He said: “Our research suggests a number of people may not be able to return to normality even if the pandemic disappeared altogether. Worrying, checking others for symptoms, and avoidance have, over the months, gradually cemented a state of fear about the virus. Life has become restricted, and many people are experiencing a ‘psychological lockdown’ even if we are coming out of the physical one.”

The recently identified condition – Covid Anxiety Syndrome – is characterised by fear of public places, compulsive hygiene habits, worrying about the virus and frequent symptom checking. 

The findings from the study, which was undertaken in March and April 2021, showed 46% of people feared returning to public transport, 44% feared touching things, while 35% were checking their family members and loved ones for signs of Covid on a regular basis.

Professor Spada and co-author Ana Nikčević, Professor of Psychology at Kingston University, compared these recent findings to those they had collected in May 2020. They found the patterns to be broadly unchanged.

Overall one in five was “struggling with marked levels of maladaptive behaviour” related to the syndrome. Vaccination status – with around 35% of respondents being vaccinated – and a previous diagnosis of mental health condition did not appear to play a role in the severity of the syndrome which affects people from all professions and educational backgrounds.

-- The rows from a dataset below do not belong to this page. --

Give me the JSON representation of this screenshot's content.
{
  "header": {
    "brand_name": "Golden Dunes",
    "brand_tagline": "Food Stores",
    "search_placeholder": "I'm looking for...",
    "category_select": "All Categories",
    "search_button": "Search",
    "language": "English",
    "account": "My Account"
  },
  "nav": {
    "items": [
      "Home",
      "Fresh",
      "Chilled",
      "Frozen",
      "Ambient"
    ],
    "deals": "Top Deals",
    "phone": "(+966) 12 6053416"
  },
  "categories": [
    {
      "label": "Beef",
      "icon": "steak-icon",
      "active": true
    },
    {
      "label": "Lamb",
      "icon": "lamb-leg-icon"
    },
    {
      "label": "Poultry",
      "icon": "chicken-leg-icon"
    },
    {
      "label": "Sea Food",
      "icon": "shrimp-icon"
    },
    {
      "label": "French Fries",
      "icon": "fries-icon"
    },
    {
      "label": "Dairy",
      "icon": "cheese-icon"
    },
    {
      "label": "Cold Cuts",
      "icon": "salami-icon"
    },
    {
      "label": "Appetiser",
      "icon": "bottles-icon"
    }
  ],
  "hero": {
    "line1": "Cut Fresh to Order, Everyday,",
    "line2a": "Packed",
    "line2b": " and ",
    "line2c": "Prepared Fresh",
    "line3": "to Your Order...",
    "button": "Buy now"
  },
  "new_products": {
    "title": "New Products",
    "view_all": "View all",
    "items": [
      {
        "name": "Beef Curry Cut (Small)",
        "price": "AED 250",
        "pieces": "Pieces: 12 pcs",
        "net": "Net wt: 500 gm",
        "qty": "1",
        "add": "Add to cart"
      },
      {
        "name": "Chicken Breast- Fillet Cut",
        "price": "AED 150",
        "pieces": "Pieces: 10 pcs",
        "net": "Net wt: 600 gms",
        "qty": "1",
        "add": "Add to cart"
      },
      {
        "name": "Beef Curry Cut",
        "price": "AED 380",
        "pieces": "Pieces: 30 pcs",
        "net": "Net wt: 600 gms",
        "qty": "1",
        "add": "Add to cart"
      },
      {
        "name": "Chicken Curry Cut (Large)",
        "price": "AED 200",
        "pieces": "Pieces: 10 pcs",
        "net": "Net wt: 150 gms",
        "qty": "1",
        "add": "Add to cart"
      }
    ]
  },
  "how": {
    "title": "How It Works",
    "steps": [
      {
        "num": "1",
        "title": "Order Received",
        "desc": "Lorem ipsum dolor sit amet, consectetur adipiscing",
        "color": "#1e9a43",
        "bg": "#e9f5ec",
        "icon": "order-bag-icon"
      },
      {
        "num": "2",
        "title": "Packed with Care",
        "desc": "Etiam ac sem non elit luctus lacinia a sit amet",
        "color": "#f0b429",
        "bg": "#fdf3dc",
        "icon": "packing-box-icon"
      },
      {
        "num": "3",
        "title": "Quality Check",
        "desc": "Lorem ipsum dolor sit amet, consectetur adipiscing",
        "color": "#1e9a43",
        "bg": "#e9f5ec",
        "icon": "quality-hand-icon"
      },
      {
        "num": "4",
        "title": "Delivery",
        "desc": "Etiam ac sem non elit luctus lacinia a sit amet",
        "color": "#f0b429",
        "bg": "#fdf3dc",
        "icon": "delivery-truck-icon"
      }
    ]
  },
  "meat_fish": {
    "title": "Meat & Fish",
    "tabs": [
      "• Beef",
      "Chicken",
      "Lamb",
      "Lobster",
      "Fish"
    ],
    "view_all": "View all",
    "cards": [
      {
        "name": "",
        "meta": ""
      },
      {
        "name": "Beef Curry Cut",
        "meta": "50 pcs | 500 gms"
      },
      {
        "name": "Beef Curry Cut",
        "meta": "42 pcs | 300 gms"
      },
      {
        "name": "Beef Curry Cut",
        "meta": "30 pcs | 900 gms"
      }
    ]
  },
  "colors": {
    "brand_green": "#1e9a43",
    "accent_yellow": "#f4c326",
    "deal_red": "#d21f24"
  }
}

Those affected are likely to represent the tip of an iceberg with many others suffering less severe anxiety related to fear of the virus making them feel threatened or afraid of returning to normal.

Professor Spada and his colleague are analysing a sample of 6,000 adults across China, Europe and the U.S. in collaboration with researchers from Imperial College to assess the global prevalence and impact of the syndrome. Results will be published by the summer, but preliminary indications show the syndrome is present across all countries surveyed to varying degrees.

Professor Spada said: “Our research suggests many people may struggle or may not return to normal even if the pandemic disappeared altogether.

“Avoidance locks you into fear. People are now locked down within despite the fall in infection rates and vaccine rollout. It appears that the syndrome affects people from all professions and educational levels.”

Worth reading in full.

Stop Press: New polling from Ipsos MORI suggests it may be more than 20% of the population that’s suffering from Covid Anxiety Syndrome. It shows that 28% of British adults aren’t looking forward to “Greeting people with handshake/hug/kiss”, 27% aren’t looking forward to “going to large public gatherings such as sport of music events” and 24% aren’t looking forward to “Going to parties (such as weddings or birthday parties)”.